Could you copy each line of the listing that holds "size"?

Given records:
┌──

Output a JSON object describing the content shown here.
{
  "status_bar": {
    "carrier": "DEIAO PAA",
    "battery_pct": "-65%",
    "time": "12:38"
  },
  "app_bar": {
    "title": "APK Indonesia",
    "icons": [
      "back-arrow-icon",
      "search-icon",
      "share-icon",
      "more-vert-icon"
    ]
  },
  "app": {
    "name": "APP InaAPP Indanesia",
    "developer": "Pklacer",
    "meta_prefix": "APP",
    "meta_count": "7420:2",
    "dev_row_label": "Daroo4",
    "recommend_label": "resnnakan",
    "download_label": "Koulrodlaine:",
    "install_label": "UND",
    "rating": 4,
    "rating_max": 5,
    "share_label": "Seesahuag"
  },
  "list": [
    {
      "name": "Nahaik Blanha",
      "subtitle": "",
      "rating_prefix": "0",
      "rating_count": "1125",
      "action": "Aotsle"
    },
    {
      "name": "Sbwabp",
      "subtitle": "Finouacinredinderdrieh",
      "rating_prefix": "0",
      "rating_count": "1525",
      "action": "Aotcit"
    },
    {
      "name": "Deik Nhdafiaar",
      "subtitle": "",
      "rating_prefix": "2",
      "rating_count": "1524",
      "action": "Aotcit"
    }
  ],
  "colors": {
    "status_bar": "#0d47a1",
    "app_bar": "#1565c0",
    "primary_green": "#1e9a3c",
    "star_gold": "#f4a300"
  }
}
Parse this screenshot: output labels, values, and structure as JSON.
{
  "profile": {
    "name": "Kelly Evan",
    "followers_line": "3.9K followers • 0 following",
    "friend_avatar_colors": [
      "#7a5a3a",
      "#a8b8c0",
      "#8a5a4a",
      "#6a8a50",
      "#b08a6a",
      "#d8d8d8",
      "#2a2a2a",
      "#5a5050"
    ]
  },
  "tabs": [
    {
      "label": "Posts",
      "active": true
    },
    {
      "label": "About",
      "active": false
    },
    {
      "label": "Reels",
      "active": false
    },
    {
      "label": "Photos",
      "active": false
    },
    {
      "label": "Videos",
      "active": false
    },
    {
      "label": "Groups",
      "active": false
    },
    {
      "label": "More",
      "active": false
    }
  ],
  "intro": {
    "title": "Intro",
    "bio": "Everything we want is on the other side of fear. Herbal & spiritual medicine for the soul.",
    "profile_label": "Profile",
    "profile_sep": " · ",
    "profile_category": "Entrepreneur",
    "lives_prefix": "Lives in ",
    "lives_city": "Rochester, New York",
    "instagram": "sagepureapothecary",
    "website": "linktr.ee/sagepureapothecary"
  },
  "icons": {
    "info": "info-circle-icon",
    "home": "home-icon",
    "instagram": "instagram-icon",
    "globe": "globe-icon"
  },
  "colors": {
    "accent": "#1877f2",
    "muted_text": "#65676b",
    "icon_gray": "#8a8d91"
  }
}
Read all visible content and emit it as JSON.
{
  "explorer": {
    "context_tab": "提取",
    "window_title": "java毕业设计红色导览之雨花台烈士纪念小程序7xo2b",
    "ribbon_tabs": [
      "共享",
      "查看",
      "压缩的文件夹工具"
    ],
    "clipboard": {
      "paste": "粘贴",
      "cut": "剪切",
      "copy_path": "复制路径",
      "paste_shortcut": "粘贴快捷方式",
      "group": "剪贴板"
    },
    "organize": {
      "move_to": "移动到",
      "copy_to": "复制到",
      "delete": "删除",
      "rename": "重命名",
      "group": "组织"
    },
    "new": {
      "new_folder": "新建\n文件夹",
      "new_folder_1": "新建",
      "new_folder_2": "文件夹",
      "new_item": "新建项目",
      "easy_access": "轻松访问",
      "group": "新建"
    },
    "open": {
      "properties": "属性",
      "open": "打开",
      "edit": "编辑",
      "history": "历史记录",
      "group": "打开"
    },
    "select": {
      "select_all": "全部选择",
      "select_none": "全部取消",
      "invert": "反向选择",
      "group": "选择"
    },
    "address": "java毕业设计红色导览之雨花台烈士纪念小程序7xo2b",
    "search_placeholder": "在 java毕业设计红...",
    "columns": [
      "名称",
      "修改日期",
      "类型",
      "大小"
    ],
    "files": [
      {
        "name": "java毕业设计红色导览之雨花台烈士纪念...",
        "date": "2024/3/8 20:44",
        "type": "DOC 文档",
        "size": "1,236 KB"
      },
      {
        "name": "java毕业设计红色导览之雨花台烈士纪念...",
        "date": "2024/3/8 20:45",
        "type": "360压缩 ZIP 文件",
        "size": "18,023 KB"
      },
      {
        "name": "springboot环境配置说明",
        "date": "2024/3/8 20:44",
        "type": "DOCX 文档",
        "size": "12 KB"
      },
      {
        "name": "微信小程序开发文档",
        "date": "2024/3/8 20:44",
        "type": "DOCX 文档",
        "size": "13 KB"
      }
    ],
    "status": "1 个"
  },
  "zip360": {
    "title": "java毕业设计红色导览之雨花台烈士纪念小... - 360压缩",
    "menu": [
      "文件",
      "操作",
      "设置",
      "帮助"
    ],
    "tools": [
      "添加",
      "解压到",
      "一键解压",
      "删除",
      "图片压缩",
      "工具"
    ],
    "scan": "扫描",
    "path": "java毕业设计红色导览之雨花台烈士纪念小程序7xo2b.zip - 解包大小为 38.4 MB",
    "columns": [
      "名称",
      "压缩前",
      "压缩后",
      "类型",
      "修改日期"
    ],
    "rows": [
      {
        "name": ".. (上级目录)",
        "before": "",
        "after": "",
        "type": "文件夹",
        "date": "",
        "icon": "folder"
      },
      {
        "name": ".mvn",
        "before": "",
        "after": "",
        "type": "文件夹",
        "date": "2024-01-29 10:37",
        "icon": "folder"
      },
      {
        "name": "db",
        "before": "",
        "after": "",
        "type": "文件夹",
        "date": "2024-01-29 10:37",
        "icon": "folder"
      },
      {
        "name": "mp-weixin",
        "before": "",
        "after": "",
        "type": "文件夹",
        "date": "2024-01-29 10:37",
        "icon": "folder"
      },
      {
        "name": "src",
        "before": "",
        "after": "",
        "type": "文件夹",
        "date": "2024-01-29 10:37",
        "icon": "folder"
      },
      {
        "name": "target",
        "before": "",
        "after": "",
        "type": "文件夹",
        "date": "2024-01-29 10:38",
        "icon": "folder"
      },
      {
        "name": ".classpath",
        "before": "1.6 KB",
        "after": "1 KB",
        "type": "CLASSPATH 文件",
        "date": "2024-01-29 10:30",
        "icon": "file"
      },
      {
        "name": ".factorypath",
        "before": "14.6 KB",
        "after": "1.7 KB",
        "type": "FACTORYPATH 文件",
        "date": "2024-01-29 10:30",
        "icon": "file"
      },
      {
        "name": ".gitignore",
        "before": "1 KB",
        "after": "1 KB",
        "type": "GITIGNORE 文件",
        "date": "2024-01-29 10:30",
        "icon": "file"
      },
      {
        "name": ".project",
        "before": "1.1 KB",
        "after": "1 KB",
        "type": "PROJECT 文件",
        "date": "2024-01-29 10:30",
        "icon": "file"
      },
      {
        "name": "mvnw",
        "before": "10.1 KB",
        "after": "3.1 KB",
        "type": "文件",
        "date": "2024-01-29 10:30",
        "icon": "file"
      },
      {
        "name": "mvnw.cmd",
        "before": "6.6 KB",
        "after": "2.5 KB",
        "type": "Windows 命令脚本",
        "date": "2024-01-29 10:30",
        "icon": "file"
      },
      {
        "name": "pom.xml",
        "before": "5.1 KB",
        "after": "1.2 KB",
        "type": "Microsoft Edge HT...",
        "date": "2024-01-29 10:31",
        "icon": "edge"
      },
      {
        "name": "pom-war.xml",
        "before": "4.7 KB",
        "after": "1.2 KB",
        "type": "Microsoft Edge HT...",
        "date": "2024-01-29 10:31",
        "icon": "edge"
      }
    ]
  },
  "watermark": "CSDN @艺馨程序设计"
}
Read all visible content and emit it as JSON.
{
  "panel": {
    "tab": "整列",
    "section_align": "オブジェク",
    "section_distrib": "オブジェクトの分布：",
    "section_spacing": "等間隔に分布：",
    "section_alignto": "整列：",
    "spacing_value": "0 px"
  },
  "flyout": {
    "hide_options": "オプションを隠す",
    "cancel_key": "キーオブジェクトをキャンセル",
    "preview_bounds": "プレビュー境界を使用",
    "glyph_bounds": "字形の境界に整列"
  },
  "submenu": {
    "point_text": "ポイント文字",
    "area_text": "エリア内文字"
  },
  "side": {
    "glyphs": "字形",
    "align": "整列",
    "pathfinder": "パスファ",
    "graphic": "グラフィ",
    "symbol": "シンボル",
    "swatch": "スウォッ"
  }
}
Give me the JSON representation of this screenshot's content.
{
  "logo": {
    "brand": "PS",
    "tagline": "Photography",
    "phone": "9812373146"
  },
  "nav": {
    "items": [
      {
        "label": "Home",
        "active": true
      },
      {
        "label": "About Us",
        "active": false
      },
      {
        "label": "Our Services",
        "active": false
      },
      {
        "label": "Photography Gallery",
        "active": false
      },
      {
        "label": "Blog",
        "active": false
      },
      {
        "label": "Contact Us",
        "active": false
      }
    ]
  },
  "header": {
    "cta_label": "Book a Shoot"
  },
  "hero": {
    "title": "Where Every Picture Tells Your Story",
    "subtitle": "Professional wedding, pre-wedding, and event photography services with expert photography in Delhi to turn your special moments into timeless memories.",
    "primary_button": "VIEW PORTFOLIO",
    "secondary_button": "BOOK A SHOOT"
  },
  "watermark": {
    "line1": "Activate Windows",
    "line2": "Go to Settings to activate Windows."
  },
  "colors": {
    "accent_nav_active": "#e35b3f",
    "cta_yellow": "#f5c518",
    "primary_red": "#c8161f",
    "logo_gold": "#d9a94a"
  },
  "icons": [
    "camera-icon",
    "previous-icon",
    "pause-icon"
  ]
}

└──

Result for this task:
        "size": "1,236 KB"
        "size": "18,023 KB"
        "size": "12 KB"
        "size": "13 KB"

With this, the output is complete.